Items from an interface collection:
'''

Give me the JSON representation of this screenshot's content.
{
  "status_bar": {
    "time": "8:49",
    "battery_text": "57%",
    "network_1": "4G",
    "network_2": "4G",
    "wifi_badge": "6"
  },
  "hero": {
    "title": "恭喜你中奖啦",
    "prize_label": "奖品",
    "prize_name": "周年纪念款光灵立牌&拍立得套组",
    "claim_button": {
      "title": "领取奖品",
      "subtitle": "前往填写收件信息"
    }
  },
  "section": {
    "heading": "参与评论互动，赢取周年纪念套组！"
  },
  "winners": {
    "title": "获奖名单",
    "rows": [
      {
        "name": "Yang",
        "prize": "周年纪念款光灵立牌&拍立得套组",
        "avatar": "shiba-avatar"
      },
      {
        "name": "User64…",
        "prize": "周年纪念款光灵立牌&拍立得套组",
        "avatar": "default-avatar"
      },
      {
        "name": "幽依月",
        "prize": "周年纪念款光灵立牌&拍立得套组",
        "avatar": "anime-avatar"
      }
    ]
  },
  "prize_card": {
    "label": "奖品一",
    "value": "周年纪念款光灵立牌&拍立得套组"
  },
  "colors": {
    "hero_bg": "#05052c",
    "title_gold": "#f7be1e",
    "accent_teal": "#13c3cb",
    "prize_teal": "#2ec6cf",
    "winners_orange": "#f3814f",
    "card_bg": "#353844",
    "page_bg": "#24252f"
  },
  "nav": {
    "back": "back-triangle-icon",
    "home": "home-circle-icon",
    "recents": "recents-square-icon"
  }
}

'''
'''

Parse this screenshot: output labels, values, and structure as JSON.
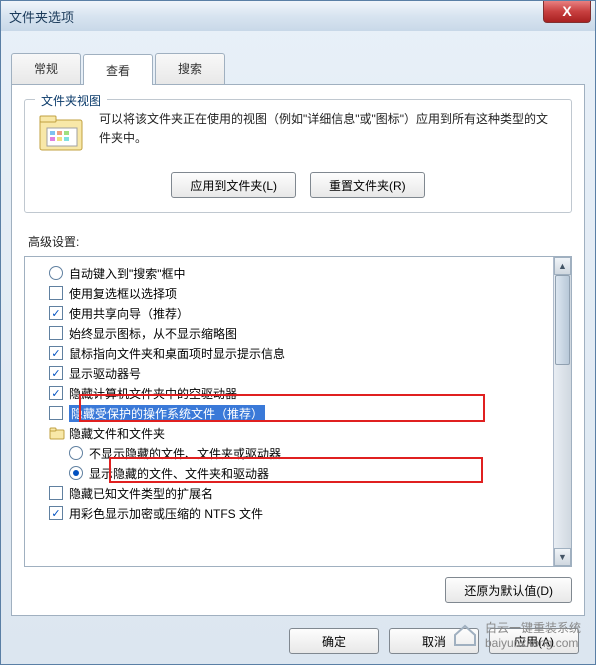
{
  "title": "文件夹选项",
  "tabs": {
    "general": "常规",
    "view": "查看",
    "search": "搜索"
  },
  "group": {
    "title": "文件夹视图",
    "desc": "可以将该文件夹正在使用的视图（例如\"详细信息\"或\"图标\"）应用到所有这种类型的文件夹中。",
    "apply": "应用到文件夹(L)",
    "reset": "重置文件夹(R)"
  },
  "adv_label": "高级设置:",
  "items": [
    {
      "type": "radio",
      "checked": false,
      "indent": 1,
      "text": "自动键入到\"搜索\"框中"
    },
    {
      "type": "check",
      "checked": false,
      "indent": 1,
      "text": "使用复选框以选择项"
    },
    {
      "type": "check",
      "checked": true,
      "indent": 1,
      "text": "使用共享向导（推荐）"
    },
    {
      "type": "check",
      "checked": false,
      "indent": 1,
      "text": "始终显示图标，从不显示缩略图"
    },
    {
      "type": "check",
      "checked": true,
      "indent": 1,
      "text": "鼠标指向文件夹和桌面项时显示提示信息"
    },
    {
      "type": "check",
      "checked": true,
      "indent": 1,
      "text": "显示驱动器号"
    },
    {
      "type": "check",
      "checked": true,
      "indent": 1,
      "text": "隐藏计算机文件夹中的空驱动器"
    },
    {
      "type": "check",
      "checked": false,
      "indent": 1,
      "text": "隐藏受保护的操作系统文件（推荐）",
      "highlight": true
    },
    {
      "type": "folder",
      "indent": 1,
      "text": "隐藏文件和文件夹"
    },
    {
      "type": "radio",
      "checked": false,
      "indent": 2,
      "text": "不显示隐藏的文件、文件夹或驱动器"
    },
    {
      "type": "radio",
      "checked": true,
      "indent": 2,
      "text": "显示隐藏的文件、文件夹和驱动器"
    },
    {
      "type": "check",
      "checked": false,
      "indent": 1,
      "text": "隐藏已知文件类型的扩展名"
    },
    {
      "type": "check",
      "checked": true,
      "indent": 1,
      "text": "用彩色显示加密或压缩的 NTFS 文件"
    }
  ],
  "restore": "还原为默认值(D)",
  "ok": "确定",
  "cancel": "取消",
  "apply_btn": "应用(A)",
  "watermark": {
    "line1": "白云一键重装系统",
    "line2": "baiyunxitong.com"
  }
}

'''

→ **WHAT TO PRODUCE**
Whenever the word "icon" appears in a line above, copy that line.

→ **OUTPUT BELOW**
    "back": "back-triangle-icon",
    "home": "home-circle-icon",
    "recents": "recents-square-icon"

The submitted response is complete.